This wave design is also known on other COPY cards, but this series 474 was used by SEL, and has the Villingen-Schwenningen address used on most of the SEL cards from 1982 onwards
We have seen wave type FD065, but that series was probably for copycards, and has the Heinz Schomäcker KOLN (Cologne) address.
The following are all the FD series we have identified as issued to SEL for testing and internal trials
FD022 (old copycheck)
FD024 (orange band)
FD044 (orange band)
FD074 (wave design)
FD103 (orange band)
FD144 (orange band)
FD234 (wave design reference card)
FD363 (orange band)
FD413 (orange band)
FD474 (wave design)
We have observed that all these FD numbers end in either a 3, or a 4, and cannot be a random pattern?? (except the FD022)
The only Deutsche Bundespost Bamberg card with FD number is the FITCE Regensburg card from 1985 with FD1265. The FD series 022-474 range in issue date from 1982 up to 1983.
After some initial testing early in 1980 with chip card technology from Turin, Italy, SEL began testing with Copytex later in November 1980. The chip technology was found to be of poor security, and SEL wanted an inexpensive card, that still retained features that were difficult to counterfeit. Copytex had developed a low priced paper card that employed “LICHTDURCHLASSIGKEIT”, a secret area on the card that allowed special light to pass through (infrared?) was used to authenticate the card before allowing magnetic units to be used from the magstripe. The goal was to set up phonecard payphones for the field trials in the city of Bamberg 1983-1985.

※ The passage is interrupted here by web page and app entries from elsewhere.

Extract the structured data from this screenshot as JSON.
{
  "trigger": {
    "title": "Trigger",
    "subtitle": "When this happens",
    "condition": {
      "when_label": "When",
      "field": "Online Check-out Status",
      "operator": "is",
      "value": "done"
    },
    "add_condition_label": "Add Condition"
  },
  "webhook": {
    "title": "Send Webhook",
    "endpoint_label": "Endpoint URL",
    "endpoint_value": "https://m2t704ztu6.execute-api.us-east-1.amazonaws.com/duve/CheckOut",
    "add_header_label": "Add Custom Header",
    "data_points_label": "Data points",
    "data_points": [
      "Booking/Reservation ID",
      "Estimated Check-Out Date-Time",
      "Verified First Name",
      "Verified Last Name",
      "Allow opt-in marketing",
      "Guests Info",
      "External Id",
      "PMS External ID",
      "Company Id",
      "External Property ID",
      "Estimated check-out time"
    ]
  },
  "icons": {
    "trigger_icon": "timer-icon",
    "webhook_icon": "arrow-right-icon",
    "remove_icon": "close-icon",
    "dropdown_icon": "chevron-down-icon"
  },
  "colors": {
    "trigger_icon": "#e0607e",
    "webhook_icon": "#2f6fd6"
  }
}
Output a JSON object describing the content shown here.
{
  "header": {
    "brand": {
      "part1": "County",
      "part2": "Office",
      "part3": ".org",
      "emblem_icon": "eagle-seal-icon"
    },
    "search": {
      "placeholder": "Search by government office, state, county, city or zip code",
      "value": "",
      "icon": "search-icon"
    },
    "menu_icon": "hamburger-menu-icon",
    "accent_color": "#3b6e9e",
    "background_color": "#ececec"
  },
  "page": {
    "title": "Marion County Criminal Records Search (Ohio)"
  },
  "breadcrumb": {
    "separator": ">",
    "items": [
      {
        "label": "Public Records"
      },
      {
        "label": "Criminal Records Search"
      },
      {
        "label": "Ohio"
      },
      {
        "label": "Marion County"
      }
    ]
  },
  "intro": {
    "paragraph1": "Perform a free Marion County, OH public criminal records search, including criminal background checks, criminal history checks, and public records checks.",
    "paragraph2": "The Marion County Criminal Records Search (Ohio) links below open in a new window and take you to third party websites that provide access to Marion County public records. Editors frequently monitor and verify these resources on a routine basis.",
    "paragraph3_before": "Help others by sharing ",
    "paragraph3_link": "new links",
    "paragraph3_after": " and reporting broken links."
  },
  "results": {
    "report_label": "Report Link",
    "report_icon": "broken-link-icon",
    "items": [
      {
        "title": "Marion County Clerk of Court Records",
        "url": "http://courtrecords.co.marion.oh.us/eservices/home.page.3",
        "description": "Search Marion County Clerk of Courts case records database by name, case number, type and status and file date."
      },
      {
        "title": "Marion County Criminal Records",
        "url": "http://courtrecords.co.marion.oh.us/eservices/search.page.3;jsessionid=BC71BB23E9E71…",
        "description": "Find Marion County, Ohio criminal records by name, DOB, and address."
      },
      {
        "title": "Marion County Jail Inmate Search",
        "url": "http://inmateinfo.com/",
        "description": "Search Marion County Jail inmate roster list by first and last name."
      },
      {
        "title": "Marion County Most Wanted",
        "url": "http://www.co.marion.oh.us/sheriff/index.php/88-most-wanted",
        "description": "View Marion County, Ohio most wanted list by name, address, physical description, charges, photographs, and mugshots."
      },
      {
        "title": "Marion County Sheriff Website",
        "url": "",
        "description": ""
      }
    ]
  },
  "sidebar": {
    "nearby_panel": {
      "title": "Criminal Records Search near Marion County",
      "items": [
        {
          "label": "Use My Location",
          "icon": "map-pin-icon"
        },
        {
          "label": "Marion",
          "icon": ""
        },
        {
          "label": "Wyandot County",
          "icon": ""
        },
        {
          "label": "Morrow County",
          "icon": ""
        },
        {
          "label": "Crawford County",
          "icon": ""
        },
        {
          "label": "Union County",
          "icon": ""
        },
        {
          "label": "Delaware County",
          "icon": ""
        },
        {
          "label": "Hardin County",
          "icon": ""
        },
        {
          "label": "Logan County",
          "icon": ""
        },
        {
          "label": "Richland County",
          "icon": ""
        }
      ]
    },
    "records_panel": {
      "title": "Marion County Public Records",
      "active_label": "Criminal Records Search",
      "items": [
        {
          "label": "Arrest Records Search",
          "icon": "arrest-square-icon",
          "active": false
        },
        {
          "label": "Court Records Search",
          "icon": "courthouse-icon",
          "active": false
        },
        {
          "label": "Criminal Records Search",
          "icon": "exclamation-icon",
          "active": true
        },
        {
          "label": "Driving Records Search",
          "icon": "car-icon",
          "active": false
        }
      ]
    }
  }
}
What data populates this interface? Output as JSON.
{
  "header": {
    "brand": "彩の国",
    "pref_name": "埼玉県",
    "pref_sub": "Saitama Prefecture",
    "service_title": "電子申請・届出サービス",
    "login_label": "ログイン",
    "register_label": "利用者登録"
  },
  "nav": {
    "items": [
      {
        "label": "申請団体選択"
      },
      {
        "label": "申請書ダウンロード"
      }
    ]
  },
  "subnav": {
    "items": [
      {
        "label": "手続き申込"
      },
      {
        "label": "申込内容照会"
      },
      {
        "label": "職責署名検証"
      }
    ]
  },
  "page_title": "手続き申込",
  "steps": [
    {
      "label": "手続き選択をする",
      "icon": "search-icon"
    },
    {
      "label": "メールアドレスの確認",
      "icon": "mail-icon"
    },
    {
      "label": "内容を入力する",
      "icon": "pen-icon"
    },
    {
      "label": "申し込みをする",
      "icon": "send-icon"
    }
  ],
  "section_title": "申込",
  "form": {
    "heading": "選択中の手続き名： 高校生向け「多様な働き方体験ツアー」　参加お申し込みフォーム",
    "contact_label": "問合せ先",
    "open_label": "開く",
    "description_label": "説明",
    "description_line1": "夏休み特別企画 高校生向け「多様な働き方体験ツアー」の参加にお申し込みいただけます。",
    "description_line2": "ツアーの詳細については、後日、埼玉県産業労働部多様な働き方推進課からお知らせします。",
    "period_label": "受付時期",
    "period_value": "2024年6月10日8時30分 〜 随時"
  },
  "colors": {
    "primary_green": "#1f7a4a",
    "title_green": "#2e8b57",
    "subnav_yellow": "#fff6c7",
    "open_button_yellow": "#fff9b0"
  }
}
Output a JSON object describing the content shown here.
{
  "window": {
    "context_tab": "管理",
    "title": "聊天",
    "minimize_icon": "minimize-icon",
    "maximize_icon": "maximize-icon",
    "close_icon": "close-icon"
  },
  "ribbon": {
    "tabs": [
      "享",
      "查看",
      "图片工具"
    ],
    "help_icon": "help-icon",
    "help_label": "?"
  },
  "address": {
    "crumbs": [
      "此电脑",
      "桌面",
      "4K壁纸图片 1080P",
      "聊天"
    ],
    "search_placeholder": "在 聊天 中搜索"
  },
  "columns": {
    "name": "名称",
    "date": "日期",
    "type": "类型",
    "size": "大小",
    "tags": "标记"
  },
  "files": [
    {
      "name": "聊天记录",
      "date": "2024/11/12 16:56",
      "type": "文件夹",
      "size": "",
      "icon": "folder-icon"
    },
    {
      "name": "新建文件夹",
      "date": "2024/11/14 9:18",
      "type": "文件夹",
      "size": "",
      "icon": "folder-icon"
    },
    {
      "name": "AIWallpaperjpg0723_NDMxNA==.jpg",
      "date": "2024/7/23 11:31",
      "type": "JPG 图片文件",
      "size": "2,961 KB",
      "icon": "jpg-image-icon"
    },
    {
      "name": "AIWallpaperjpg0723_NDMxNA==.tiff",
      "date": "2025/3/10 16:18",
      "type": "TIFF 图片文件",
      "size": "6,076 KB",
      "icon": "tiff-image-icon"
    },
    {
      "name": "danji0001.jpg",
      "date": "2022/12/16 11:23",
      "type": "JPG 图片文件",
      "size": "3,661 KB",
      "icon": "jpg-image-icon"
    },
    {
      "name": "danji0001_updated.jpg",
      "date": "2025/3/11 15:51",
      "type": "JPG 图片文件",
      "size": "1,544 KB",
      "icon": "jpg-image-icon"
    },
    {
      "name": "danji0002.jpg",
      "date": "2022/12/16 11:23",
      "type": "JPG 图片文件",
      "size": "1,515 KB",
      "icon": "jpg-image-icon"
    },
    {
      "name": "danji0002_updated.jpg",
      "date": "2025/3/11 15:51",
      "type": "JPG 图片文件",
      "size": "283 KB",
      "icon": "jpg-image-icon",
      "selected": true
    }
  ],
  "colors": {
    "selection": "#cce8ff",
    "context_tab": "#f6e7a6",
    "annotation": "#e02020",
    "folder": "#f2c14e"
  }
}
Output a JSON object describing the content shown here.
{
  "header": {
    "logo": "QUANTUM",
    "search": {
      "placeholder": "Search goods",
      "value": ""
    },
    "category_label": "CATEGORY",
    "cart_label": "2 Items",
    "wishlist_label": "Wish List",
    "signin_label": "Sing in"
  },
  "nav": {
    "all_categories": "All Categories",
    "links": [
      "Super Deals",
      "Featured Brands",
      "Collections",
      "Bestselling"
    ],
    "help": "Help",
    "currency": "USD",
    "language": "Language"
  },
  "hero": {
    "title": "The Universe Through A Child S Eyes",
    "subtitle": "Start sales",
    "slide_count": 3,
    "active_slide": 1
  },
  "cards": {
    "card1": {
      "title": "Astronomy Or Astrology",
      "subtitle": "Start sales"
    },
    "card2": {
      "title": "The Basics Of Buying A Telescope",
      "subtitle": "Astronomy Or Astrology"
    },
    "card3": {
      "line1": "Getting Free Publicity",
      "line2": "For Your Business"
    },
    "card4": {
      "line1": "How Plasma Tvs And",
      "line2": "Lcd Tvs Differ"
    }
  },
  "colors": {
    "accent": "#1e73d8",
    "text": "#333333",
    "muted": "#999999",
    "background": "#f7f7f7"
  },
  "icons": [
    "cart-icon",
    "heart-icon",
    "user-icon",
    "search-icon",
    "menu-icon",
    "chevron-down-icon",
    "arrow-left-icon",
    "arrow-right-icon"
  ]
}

In this section we are please to show a very comprehensive look at the cards used in development.
The copytex cards were initially designed for copy machines in universities, and other facilities, but Copytex had it’s initial market success with the Bamberg trials, and we know of NO significant copycard systems at the time of these test and trials 1980-1985. All of the cards shown here are part of the PHONECARD development of SEL. SEL were acquired by Alcatel in 1986, and Alcatel began developing it’s own version of the Copytex technology. This is why early Alcatel cards are actually of paper, with same position magstripe from around 1986-1987.
Please turn to Belgium Alcatel to see the connection: